NASA also found design problems with the system that helps orient SpaceX's capsule in an upright position once it lands in the ocean, raising the risk of taking on excessive amounts of water, according to two industry sources and confirmed by a NASA official.
SpaceX's Gleeson said Crew Dragon's outer shell is water-resistant, and the spacecraft itself is buoyant and does not pose a risk to crew members after splashdown.
NASA announced earlier this month that SpaceX was now targeting March 2 instead of Feb. 23 for its un-crewed Crew Dragon test flight, with its astronaut flight planned for July. NASA explained the delay by citing vague concerns for both contractors, such as the need to complete hardware testing and other work.
NASA said Boeing's un-crewed Starliner would fly "no earlier" than April, with the crewed mission currently slated for August. This is the schedule now at risk, according to the NASA report.
The challenges in front of Boeing include last year's failure during a test of its launch-abort engines, which spilled caustic fuel on the test stand, Boeing's Barrett said. The accident was caused by faulty valves which Boeing has re-designed and re-ordered from the supplier, though the new valves must be re-tested, Barrett said.

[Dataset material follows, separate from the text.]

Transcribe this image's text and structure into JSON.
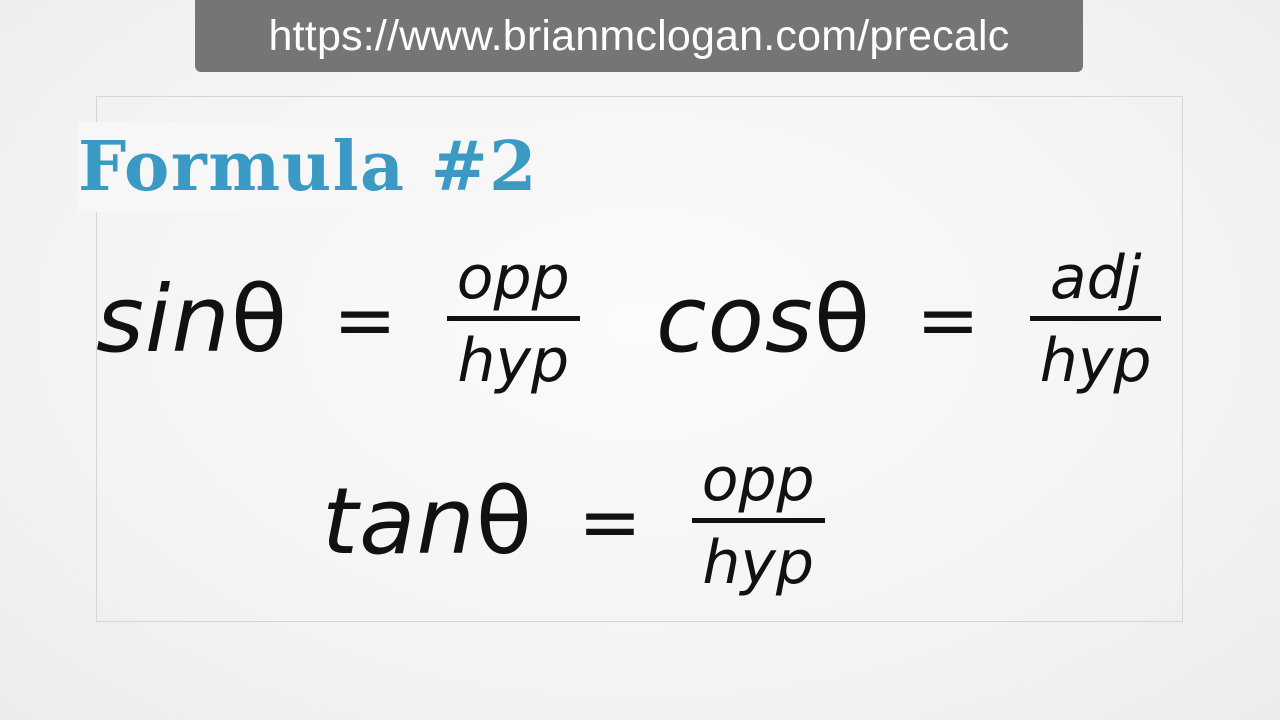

The test flights are also part of collecting the data needed to close out some risk items, NASA said.
"SpaceX and Boeing both have challenges, both comparable, from a safety perspective," said one U.S. government source.